━━━━━ DATA PROVIDED ━━━━━
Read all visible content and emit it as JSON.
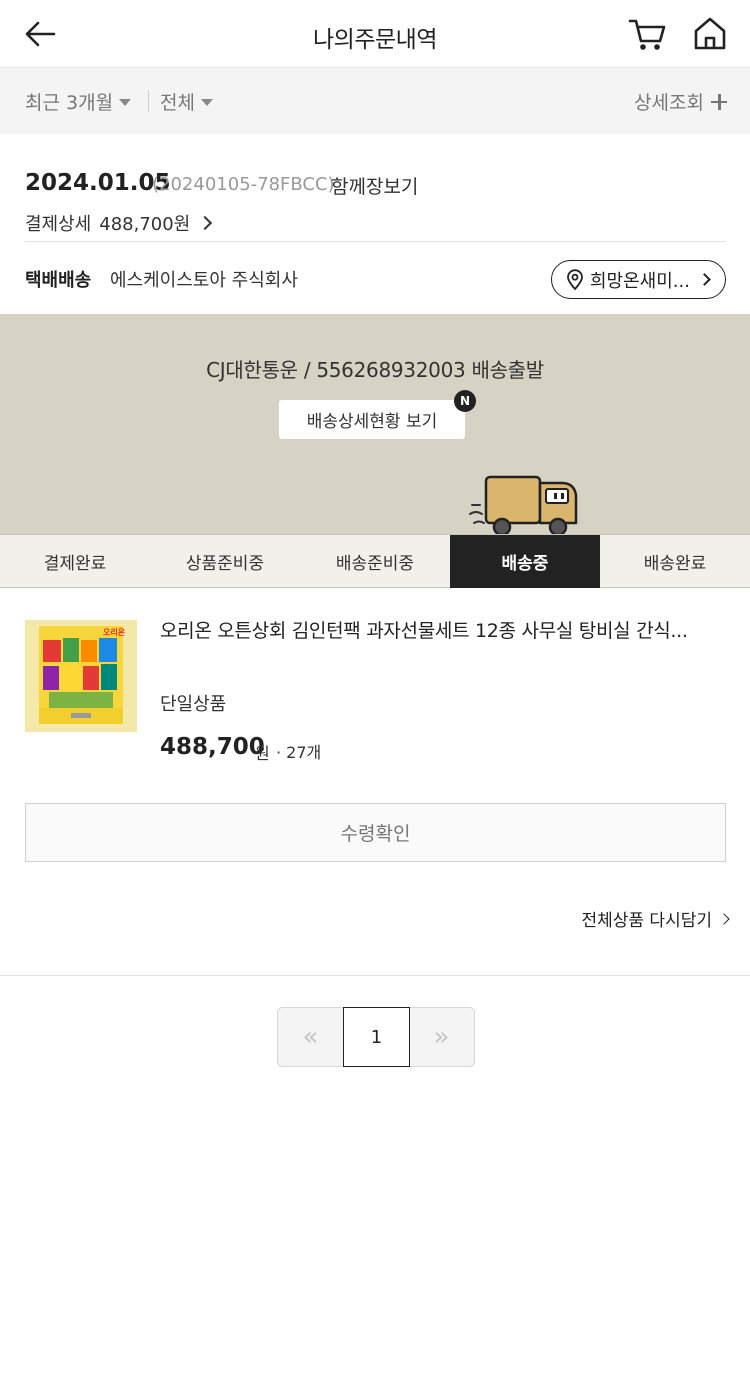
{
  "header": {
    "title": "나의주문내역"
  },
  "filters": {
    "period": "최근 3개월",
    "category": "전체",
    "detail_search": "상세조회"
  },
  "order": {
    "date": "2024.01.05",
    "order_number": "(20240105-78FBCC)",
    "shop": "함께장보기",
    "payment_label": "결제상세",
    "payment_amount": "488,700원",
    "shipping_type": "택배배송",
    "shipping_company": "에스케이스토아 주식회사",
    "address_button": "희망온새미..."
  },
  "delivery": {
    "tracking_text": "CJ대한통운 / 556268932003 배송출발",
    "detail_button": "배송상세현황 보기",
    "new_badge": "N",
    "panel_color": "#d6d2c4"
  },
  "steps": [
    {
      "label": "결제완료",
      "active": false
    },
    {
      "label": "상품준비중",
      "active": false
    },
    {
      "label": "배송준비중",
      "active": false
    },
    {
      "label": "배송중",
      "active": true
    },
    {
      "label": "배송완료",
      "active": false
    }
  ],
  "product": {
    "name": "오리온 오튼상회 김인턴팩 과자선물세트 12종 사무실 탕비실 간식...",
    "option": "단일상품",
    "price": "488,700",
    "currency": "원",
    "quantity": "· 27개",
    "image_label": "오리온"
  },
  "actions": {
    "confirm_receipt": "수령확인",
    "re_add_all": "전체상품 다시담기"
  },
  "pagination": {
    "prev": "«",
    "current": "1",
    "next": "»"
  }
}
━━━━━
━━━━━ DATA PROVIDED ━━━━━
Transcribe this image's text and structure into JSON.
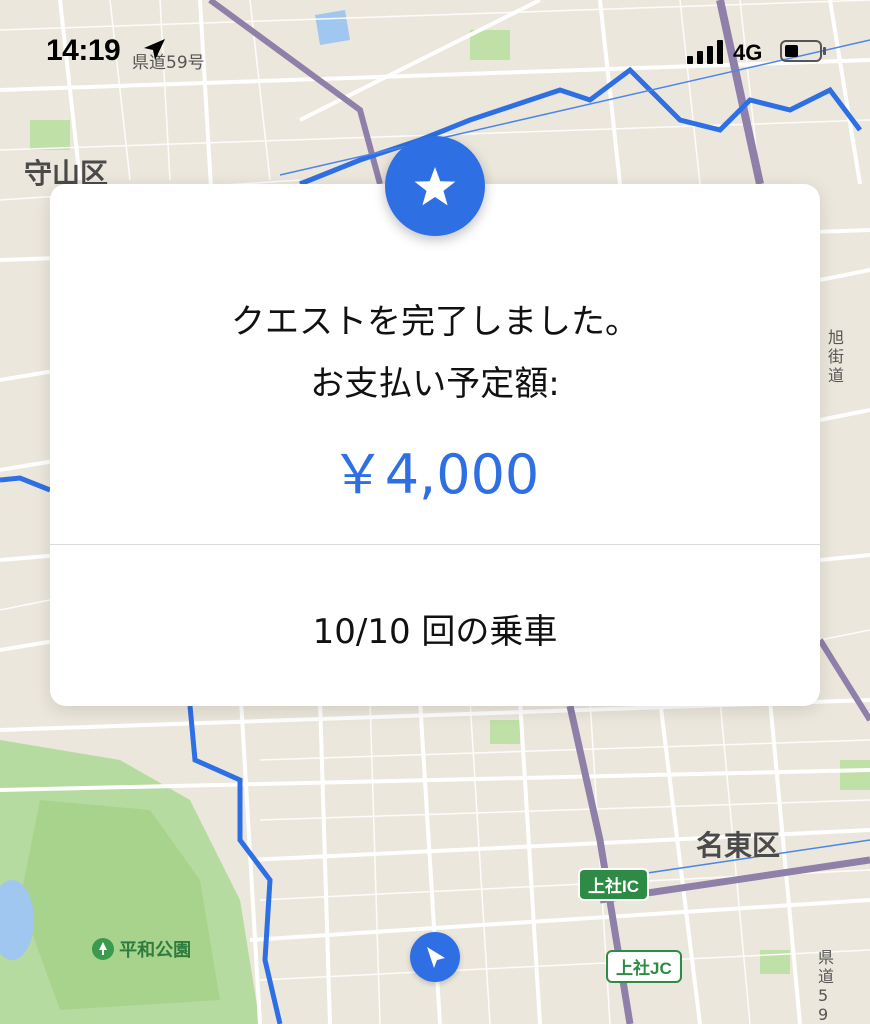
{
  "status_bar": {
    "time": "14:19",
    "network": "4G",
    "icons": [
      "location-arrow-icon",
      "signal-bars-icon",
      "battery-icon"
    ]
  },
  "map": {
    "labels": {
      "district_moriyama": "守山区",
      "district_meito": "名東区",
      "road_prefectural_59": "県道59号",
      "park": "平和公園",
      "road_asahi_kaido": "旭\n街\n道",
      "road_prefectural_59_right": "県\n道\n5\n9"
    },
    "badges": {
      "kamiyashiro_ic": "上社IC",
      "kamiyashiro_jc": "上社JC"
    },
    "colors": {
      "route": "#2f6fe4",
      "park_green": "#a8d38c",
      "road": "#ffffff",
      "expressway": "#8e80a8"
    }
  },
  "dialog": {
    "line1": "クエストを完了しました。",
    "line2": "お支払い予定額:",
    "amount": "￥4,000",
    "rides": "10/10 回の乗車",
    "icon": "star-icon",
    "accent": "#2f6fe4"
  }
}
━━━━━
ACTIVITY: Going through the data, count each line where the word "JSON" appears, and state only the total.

PROBLEM SOLUTION: 2